--- Exercise objective ---
Your answer should hold every line of the records below that contains the string "navbar".

************

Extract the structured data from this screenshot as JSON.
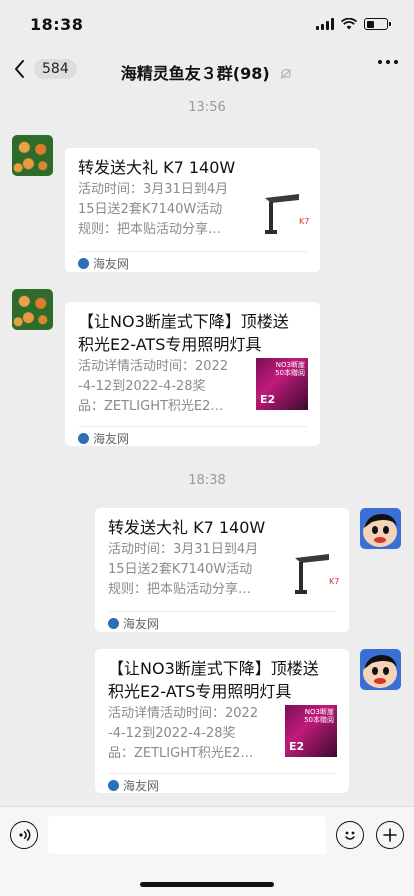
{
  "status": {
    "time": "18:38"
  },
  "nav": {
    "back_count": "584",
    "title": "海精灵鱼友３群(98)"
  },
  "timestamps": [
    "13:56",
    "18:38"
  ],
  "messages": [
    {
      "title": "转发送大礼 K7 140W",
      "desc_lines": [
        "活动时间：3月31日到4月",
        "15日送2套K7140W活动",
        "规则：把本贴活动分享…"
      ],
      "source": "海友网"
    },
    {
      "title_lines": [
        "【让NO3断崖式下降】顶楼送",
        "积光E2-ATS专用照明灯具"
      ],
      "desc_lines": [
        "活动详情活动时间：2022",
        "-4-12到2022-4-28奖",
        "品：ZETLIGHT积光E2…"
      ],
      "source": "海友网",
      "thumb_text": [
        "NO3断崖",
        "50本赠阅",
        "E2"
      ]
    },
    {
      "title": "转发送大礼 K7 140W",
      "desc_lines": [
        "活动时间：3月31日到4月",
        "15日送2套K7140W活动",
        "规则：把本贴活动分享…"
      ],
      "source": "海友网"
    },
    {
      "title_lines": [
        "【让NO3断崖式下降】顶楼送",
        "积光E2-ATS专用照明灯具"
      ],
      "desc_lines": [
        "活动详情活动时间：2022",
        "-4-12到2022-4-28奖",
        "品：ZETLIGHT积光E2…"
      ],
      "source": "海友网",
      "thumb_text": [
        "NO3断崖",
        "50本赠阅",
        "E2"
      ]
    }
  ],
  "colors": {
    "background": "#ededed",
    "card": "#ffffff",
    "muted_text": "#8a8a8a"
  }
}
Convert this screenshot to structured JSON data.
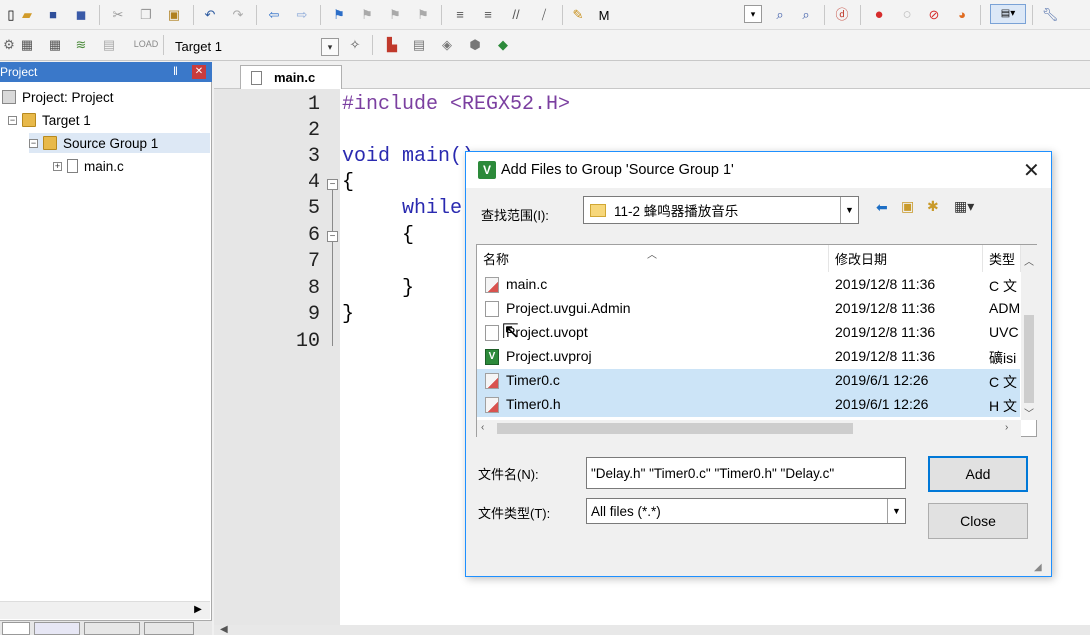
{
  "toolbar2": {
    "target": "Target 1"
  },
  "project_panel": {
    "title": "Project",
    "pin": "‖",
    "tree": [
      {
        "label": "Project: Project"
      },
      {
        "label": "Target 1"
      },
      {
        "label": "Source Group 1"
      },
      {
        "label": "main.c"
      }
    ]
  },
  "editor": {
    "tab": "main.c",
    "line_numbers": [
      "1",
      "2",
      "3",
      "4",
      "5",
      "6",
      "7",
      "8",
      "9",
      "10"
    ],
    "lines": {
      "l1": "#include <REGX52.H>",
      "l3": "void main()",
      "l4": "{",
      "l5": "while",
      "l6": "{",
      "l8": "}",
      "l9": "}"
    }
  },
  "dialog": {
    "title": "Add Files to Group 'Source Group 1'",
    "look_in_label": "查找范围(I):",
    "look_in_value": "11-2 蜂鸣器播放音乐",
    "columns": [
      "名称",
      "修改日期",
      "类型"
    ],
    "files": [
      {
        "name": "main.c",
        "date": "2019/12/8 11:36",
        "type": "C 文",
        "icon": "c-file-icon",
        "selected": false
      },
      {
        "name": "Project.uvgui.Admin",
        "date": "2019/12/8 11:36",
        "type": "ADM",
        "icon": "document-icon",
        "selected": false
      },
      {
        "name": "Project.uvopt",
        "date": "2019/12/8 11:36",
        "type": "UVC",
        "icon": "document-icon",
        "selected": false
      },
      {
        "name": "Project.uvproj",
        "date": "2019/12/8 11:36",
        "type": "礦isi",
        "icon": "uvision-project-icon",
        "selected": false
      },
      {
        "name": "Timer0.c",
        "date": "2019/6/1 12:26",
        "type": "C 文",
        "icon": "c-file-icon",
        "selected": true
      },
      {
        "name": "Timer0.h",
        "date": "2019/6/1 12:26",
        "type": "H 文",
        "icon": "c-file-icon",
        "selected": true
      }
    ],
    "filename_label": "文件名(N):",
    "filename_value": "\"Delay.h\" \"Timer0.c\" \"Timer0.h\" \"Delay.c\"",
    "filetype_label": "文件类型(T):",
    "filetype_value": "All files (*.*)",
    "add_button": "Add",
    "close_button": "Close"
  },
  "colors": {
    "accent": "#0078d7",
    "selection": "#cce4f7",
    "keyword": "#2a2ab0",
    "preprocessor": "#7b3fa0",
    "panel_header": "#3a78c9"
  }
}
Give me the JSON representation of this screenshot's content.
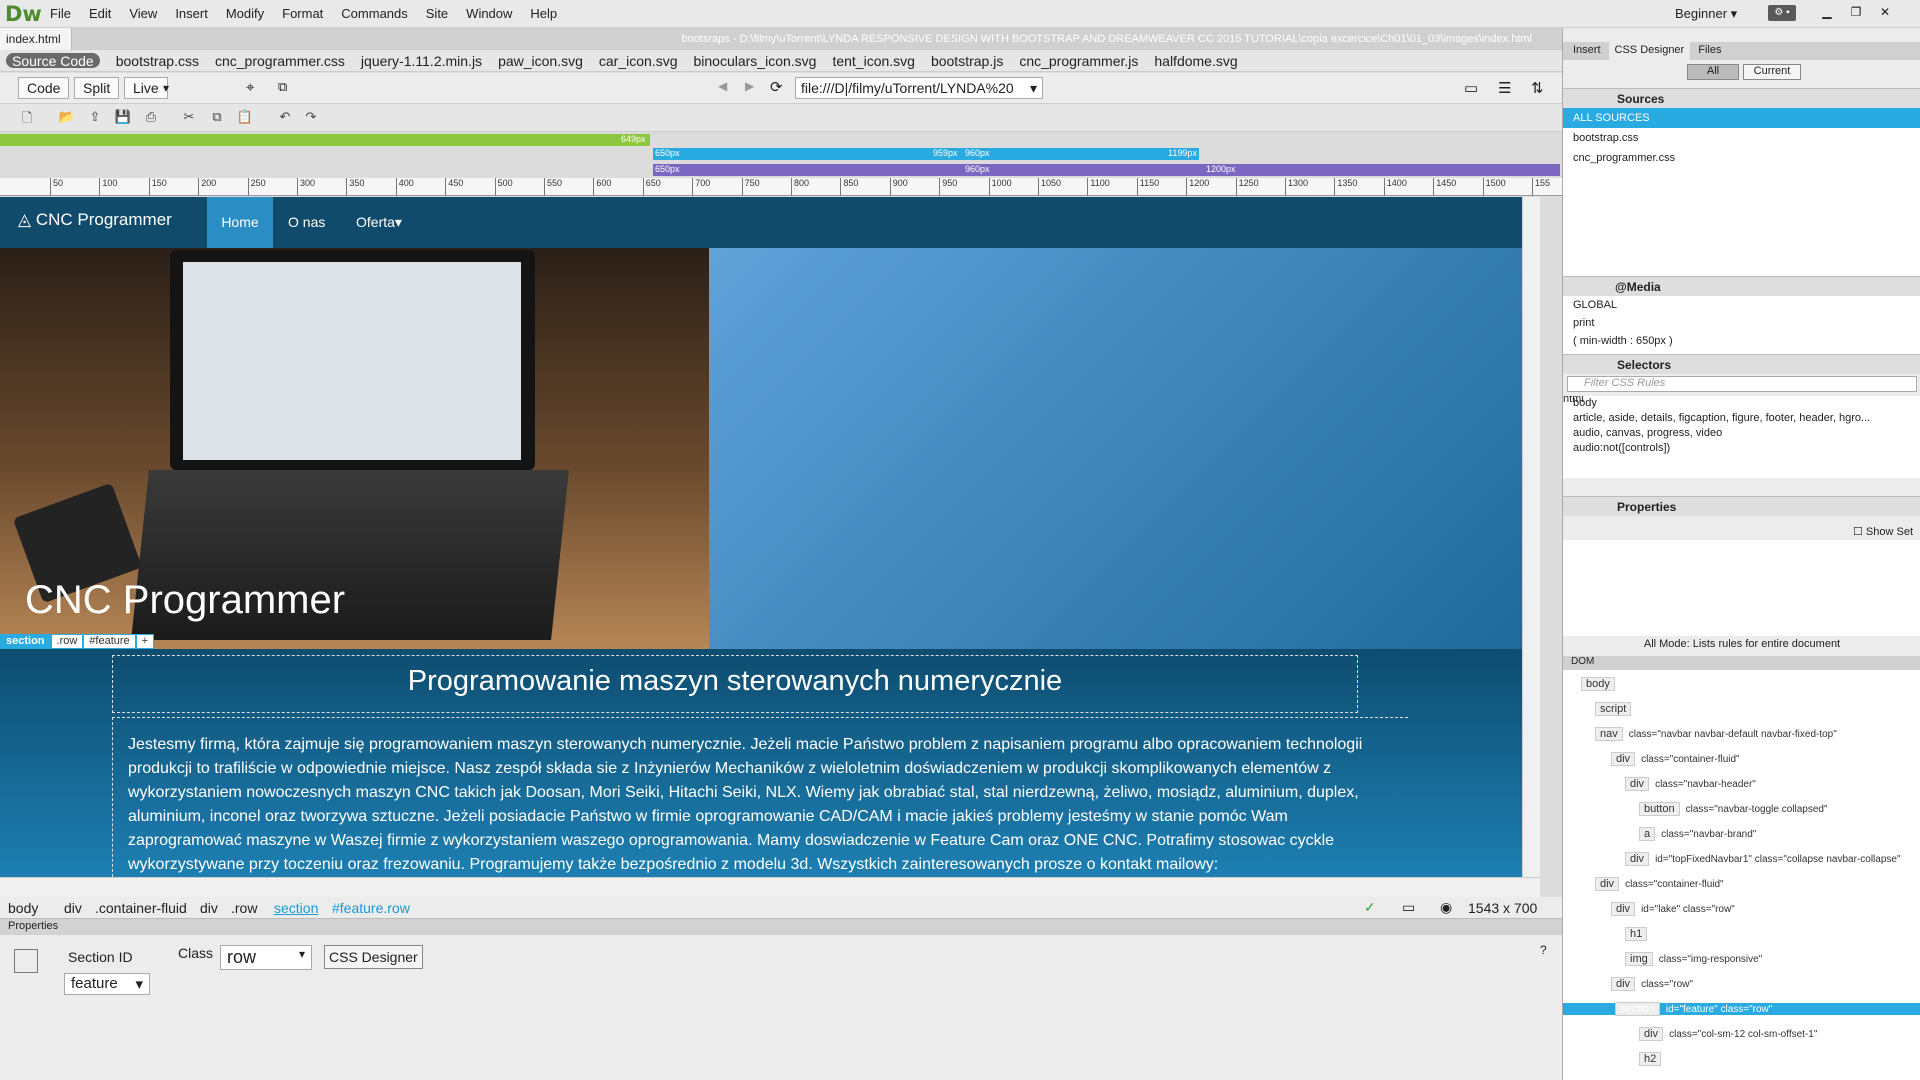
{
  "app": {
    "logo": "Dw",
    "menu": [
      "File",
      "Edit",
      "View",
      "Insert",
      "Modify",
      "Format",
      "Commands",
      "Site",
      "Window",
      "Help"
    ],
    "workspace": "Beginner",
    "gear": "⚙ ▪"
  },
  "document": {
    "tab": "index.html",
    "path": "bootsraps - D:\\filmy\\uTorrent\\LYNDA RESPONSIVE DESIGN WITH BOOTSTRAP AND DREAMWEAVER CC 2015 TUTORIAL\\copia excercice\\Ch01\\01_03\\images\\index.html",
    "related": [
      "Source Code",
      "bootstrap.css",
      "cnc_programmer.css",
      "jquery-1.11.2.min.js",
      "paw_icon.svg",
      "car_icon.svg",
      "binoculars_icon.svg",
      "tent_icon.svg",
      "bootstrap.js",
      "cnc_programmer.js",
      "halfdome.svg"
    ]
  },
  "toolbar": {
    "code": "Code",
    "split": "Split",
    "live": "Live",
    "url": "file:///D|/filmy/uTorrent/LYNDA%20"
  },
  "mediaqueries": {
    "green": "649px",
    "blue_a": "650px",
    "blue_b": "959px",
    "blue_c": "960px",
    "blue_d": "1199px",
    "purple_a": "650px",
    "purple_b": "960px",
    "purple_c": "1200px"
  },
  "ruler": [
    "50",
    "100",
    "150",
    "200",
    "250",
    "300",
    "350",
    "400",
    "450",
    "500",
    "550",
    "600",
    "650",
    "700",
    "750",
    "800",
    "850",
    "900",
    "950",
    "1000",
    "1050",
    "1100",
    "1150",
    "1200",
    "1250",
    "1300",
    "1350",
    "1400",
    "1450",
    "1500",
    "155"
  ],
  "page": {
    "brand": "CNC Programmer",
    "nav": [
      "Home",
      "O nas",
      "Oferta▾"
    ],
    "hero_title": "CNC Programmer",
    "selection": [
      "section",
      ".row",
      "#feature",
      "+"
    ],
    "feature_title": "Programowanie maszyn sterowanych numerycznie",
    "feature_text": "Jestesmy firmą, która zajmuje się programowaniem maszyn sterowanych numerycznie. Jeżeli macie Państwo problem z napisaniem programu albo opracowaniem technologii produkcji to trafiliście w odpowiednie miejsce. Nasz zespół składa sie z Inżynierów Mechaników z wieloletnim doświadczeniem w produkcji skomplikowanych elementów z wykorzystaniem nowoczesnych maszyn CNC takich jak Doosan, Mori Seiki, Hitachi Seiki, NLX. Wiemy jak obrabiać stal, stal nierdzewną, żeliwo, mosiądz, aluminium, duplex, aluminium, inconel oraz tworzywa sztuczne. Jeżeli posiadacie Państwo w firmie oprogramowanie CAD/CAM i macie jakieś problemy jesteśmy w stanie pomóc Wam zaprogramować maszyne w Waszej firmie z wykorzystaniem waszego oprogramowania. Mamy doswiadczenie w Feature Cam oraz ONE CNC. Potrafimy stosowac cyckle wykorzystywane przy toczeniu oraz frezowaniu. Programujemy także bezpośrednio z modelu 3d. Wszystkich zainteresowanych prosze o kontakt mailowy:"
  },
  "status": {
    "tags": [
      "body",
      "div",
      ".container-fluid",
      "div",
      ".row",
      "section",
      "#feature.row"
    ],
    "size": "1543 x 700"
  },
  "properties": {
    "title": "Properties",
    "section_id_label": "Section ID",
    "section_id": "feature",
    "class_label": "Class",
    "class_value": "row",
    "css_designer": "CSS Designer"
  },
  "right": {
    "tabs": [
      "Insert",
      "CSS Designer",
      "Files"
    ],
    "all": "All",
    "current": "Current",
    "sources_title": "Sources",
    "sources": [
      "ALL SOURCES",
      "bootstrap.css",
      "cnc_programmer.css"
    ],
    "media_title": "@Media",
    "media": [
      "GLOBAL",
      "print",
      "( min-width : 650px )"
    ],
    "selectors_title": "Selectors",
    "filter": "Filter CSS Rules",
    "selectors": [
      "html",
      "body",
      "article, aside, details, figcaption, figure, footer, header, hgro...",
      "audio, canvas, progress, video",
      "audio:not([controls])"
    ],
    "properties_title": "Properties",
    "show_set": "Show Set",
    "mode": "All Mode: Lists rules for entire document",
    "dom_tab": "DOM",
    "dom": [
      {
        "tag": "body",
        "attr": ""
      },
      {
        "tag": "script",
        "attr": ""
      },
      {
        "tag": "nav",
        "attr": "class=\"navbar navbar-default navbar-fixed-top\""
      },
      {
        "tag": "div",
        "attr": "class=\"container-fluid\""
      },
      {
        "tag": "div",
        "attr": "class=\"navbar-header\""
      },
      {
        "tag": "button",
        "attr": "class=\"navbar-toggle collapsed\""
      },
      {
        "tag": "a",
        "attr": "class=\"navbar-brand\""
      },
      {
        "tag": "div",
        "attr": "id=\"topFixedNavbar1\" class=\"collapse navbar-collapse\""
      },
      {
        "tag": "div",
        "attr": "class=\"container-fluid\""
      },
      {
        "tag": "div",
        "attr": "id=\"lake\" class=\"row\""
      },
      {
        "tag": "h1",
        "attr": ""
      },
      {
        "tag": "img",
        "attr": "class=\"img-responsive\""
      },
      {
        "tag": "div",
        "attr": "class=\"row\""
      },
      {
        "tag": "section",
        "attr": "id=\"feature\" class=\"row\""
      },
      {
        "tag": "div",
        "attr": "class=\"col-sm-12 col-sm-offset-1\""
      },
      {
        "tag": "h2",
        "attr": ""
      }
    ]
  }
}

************

--- Output of the exercise ---
        "attr": "class=\"navbar navbar-default navbar-fixed-top\""
        "attr": "class=\"navbar-header\""
        "attr": "class=\"navbar-toggle collapsed\""
        "attr": "class=\"navbar-brand\""
        "attr": "id=\"topFixedNavbar1\" class=\"collapse navbar-collapse\""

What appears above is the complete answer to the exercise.